unprecedented ways. Cities like Coventry were devastated by bombing, and for the first time
since the Great Fire of 1661, London was radically changed by the Blitz.
BRITAIN IN THE WORLD WARS

 During the war, most social inequities were set aside. In 1945, when peace was
restored, voters hoped that the Labour Party could develop an even greater
egalitarianism. The basis of a welfare state was laid, with free medical care
provided for everyone; in addition, financial help was provided for the elderly,
the sick, and the unemployed. Emerging from the war with a severely
damaged economy, Britain could no longer sustain an empire. Gradually, British
colonies became independent. Many former subjects, especially those from the
Caribbean and India, settled in Britain; fears of racial conflict were never quite
fulfilled, despite some serious tensions
MODERN BRITAIN

 As Britain entered the 1960s, new universities were built and a reinvigorated culture
emerged. While its heavy industry struggled, Britain led the world in fashion and pop
music. Inflation and unemployment soared in the 1970s and endless strikes resulted
from labor unrest. In 1973 Britain joined the European Community, but there seemed
to be few obvious economic benefits. Margaret Thatcher came to power in 1979 and

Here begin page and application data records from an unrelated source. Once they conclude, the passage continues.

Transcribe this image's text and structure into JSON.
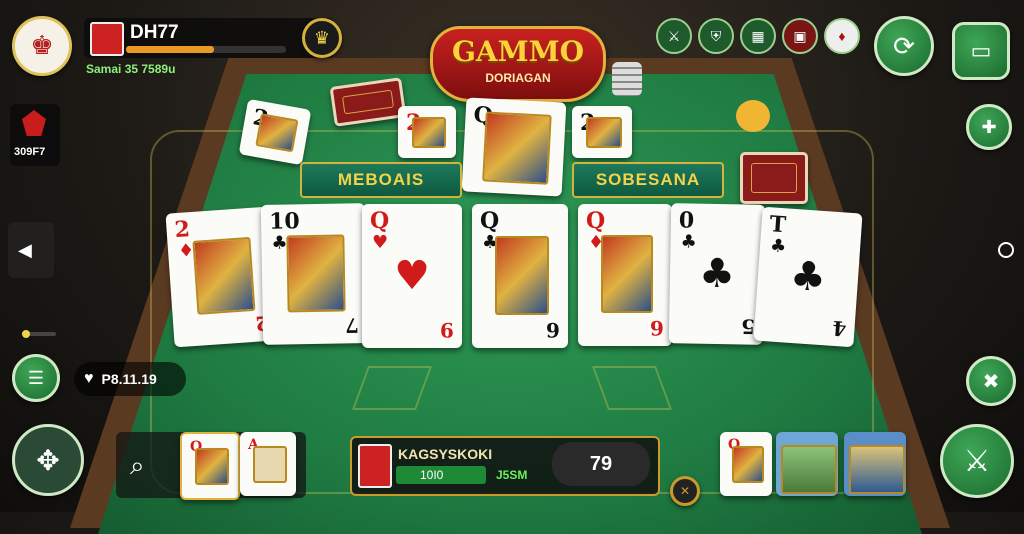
{
  "player": {
    "name": "DH77",
    "sub": "Samai 35 7589u",
    "xp_fraction": 0.55
  },
  "side": {
    "gem_value": "309F7",
    "heart_value": "P8.11.19"
  },
  "logo": {
    "line1": "GAMMO",
    "line2": "DORIAGAN"
  },
  "labels": {
    "left": "MEBOAIS",
    "right": "SOBESANA"
  },
  "table_cards": [
    {
      "rank": "2",
      "suit": "♦",
      "red": true,
      "face": true,
      "brank": "2"
    },
    {
      "rank": "10",
      "suit": "♣",
      "red": false,
      "face": true,
      "brank": "7"
    },
    {
      "rank": "Q",
      "suit": "♥",
      "red": true,
      "face": false,
      "brank": "9"
    },
    {
      "rank": "Q",
      "suit": "♣",
      "red": false,
      "face": true,
      "brank": "6"
    },
    {
      "rank": "Q",
      "suit": "♦",
      "red": true,
      "face": true,
      "brank": "6"
    },
    {
      "rank": "0",
      "suit": "♣",
      "red": false,
      "face": false,
      "brank": "5"
    },
    {
      "rank": "T",
      "suit": "♣",
      "red": false,
      "face": false,
      "brank": "4"
    }
  ],
  "top_cards": [
    {
      "rank": "2",
      "red": false
    },
    {
      "rank": "2",
      "red": true
    },
    {
      "rank": "2",
      "red": false
    }
  ],
  "bottom_panel": {
    "title": "KAGSYSKOKI",
    "bar_value": "10I0",
    "green_value": "J5SM",
    "score": "79"
  },
  "colors": {
    "felt": "#1f7b42",
    "rail": "#5b3a22",
    "accent": "#d4b23c"
  },
  "icons": [
    "king-avatar-icon",
    "crown-icon",
    "gem-icon",
    "left-arrow-icon",
    "menu-icon",
    "heart-icon",
    "dpad-icon",
    "search-icon",
    "settings-icon",
    "chat-icon",
    "puzzle-icon",
    "close-icon",
    "sword-icon",
    "shield-icon",
    "circle-icon"
  ]
}
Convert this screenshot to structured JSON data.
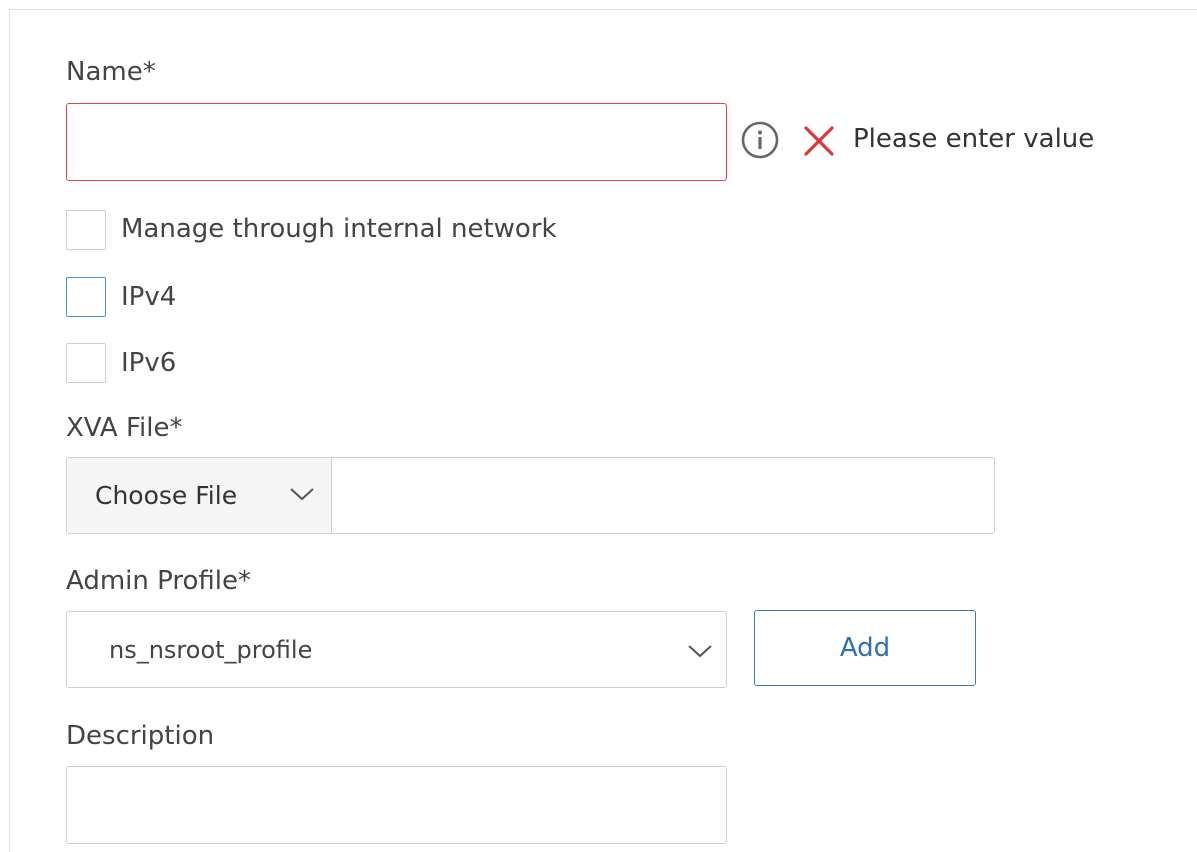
{
  "form": {
    "name": {
      "label": "Name*",
      "value": "",
      "placeholder": "",
      "error_message": "Please enter value"
    },
    "checkboxes": [
      {
        "label": "Manage through internal network",
        "checked": false
      },
      {
        "label": "IPv4",
        "checked": false
      },
      {
        "label": "IPv6",
        "checked": false
      }
    ],
    "xva_file": {
      "label": "XVA File*",
      "button_label": "Choose File",
      "value": ""
    },
    "admin_profile": {
      "label": "Admin Profile*",
      "selected": "ns_nsroot_profile",
      "add_label": "Add"
    },
    "description": {
      "label": "Description",
      "value": ""
    }
  },
  "colors": {
    "error_border": "#e0464a",
    "error_icon": "#e0353b",
    "focus_border": "#4e93d1",
    "primary_button": "#2f6fae"
  },
  "icons": {
    "info": "info-icon",
    "error": "close-icon",
    "dropdown": "chevron-down-icon"
  }
}
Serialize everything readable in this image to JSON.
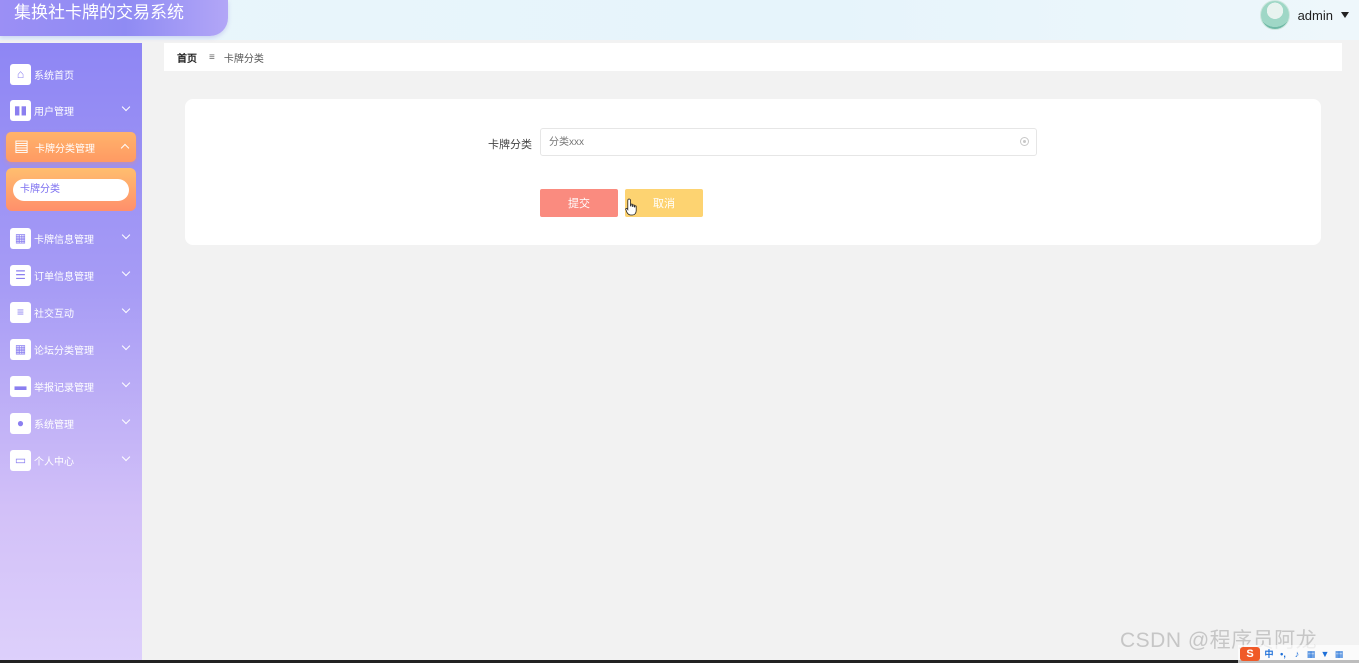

went on to win two more elections. By 1990 her popularity was so diminished that her
party replaced her with John Major, who won the 1992 election. But a reinvigorated
Labour Party under Tony Blair won in 1997. The economy remained weak, and Britain
continued to distrust the European Community. Nationalism continued to simmer in
Scotland and Wales, and conflict continued in Northern Ireland. Overall problems
remained unchanged—business as usual in Britain.